--- Your goal ---
If an entry includes an image, drop the image and copy the rest verbatim.
Material for the task section start
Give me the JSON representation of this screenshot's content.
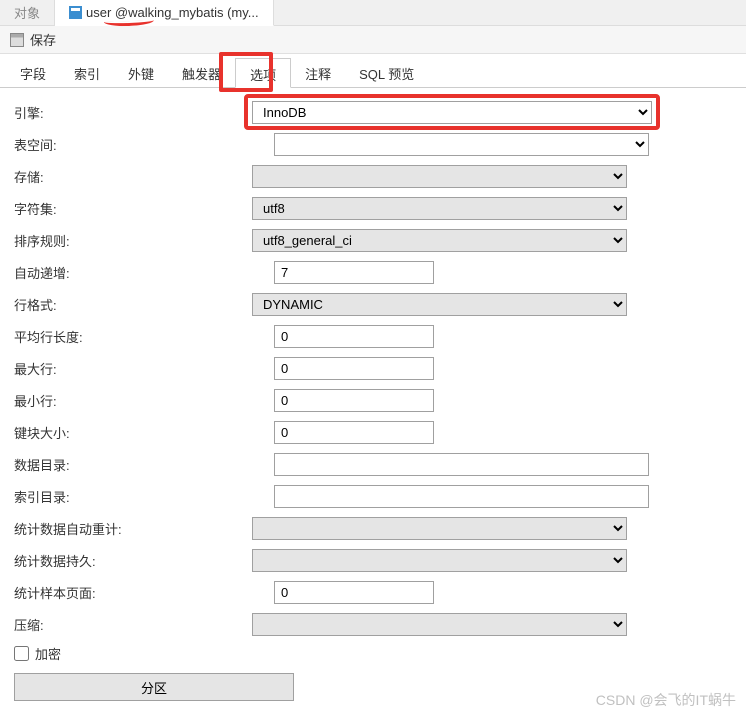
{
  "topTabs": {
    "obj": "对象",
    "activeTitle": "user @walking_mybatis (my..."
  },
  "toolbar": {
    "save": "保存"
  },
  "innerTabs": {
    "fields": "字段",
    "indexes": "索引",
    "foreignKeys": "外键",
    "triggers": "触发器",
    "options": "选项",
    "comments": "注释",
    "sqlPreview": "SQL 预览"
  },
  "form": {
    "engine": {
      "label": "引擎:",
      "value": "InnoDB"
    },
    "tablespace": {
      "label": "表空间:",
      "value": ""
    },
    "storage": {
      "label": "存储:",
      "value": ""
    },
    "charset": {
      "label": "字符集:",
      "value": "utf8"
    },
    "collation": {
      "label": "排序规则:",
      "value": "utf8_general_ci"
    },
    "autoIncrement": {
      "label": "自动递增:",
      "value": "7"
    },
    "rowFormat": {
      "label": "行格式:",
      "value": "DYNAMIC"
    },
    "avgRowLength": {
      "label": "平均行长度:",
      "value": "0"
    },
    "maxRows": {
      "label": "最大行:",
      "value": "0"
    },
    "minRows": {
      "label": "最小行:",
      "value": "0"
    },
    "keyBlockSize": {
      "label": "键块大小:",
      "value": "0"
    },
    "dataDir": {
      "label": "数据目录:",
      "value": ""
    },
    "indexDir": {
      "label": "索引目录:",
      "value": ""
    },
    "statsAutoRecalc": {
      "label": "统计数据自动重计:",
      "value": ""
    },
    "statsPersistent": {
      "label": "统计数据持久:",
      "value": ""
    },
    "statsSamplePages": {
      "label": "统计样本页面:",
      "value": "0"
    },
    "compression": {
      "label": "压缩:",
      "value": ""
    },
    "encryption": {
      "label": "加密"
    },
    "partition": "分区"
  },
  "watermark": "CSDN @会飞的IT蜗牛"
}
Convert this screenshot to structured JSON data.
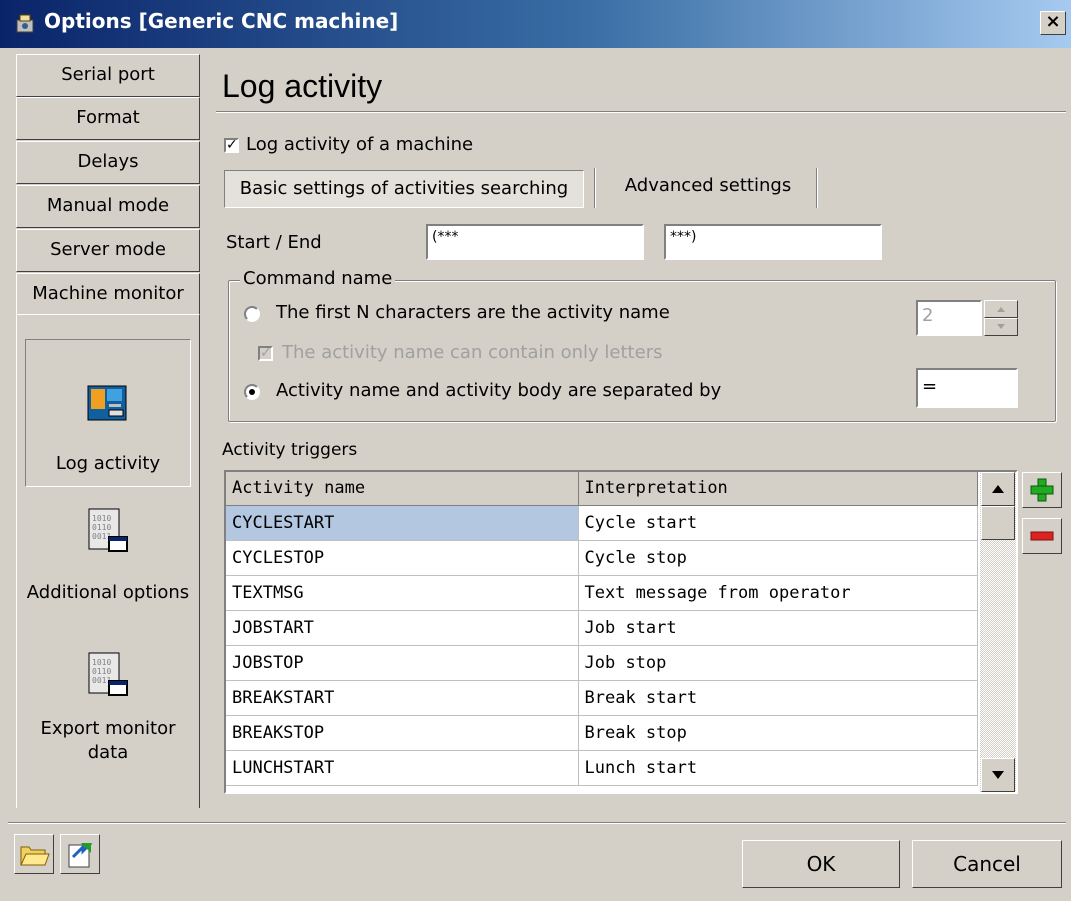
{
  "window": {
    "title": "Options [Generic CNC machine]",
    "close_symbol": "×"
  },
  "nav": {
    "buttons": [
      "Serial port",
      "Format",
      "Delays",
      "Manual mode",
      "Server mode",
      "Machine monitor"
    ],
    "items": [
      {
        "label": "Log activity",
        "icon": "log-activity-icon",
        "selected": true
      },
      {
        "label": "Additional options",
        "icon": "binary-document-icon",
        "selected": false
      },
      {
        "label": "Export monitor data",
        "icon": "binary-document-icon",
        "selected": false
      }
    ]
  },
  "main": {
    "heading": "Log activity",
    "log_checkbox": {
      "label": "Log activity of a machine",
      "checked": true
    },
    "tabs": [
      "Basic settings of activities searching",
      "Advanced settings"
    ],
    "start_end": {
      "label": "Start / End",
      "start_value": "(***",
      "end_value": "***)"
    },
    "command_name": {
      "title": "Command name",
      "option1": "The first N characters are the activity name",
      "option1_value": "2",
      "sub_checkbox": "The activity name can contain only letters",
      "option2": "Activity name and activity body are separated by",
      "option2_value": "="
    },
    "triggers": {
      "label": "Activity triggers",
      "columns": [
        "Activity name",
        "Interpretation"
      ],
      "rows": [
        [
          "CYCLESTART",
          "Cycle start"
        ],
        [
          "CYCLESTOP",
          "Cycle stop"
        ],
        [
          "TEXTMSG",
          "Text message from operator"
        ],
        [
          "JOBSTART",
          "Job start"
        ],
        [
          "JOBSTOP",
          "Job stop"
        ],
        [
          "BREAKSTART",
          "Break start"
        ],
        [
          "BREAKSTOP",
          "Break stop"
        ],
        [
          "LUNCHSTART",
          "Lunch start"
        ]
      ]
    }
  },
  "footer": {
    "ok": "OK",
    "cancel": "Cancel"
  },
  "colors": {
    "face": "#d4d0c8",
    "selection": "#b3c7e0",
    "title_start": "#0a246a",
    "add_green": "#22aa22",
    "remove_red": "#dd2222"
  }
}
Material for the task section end
--- Answer area ---
Give me the JSON representation of this screenshot's content.
{
  "topTabs": {
    "obj": "对象",
    "activeTitle": "user @walking_mybatis (my..."
  },
  "toolbar": {
    "save": "保存"
  },
  "innerTabs": {
    "fields": "字段",
    "indexes": "索引",
    "foreignKeys": "外键",
    "triggers": "触发器",
    "options": "选项",
    "comments": "注释",
    "sqlPreview": "SQL 预览"
  },
  "form": {
    "engine": {
      "label": "引擎:",
      "value": "InnoDB"
    },
    "tablespace": {
      "label": "表空间:",
      "value": ""
    },
    "storage": {
      "label": "存储:",
      "value": ""
    },
    "charset": {
      "label": "字符集:",
      "value": "utf8"
    },
    "collation": {
      "label": "排序规则:",
      "value": "utf8_general_ci"
    },
    "autoIncrement": {
      "label": "自动递增:",
      "value": "7"
    },
    "rowFormat": {
      "label": "行格式:",
      "value": "DYNAMIC"
    },
    "avgRowLength": {
      "label": "平均行长度:",
      "value": "0"
    },
    "maxRows": {
      "label": "最大行:",
      "value": "0"
    },
    "minRows": {
      "label": "最小行:",
      "value": "0"
    },
    "keyBlockSize": {
      "label": "键块大小:",
      "value": "0"
    },
    "dataDir": {
      "label": "数据目录:",
      "value": ""
    },
    "indexDir": {
      "label": "索引目录:",
      "value": ""
    },
    "statsAutoRecalc": {
      "label": "统计数据自动重计:",
      "value": ""
    },
    "statsPersistent": {
      "label": "统计数据持久:",
      "value": ""
    },
    "statsSamplePages": {
      "label": "统计样本页面:",
      "value": "0"
    },
    "compression": {
      "label": "压缩:",
      "value": ""
    },
    "encryption": {
      "label": "加密"
    },
    "partition": "分区"
  },
  "watermark": "CSDN @会飞的IT蜗牛"
}
Convert this screenshot to structured JSON data.
{
  "window": {
    "title": "Options [Generic CNC machine]",
    "close_symbol": "×"
  },
  "nav": {
    "buttons": [
      "Serial port",
      "Format",
      "Delays",
      "Manual mode",
      "Server mode",
      "Machine monitor"
    ],
    "items": [
      {
        "label": "Log activity",
        "icon": "log-activity-icon",
        "selected": true
      },
      {
        "label": "Additional options",
        "icon": "binary-document-icon",
        "selected": false
      },
      {
        "label": "Export monitor data",
        "icon": "binary-document-icon",
        "selected": false
      }
    ]
  },
  "main": {
    "heading": "Log activity",
    "log_checkbox": {
      "label": "Log activity of a machine",
      "checked": true
    },
    "tabs": [
      "Basic settings of activities searching",
      "Advanced settings"
    ],
    "start_end": {
      "label": "Start / End",
      "start_value": "(***",
      "end_value": "***)"
    },
    "command_name": {
      "title": "Command name",
      "option1": "The first N characters are the activity name",
      "option1_value": "2",
      "sub_checkbox": "The activity name can contain only letters",
      "option2": "Activity name and activity body are separated by",
      "option2_value": "="
    },
    "triggers": {
      "label": "Activity triggers",
      "columns": [
        "Activity name",
        "Interpretation"
      ],
      "rows": [
        [
          "CYCLESTART",
          "Cycle start"
        ],
        [
          "CYCLESTOP",
          "Cycle stop"
        ],
        [
          "TEXTMSG",
          "Text message from operator"
        ],
        [
          "JOBSTART",
          "Job start"
        ],
        [
          "JOBSTOP",
          "Job stop"
        ],
        [
          "BREAKSTART",
          "Break start"
        ],
        [
          "BREAKSTOP",
          "Break stop"
        ],
        [
          "LUNCHSTART",
          "Lunch start"
        ]
      ]
    }
  },
  "footer": {
    "ok": "OK",
    "cancel": "Cancel"
  },
  "colors": {
    "face": "#d4d0c8",
    "selection": "#b3c7e0",
    "title_start": "#0a246a",
    "add_green": "#22aa22",
    "remove_red": "#dd2222"
  }
}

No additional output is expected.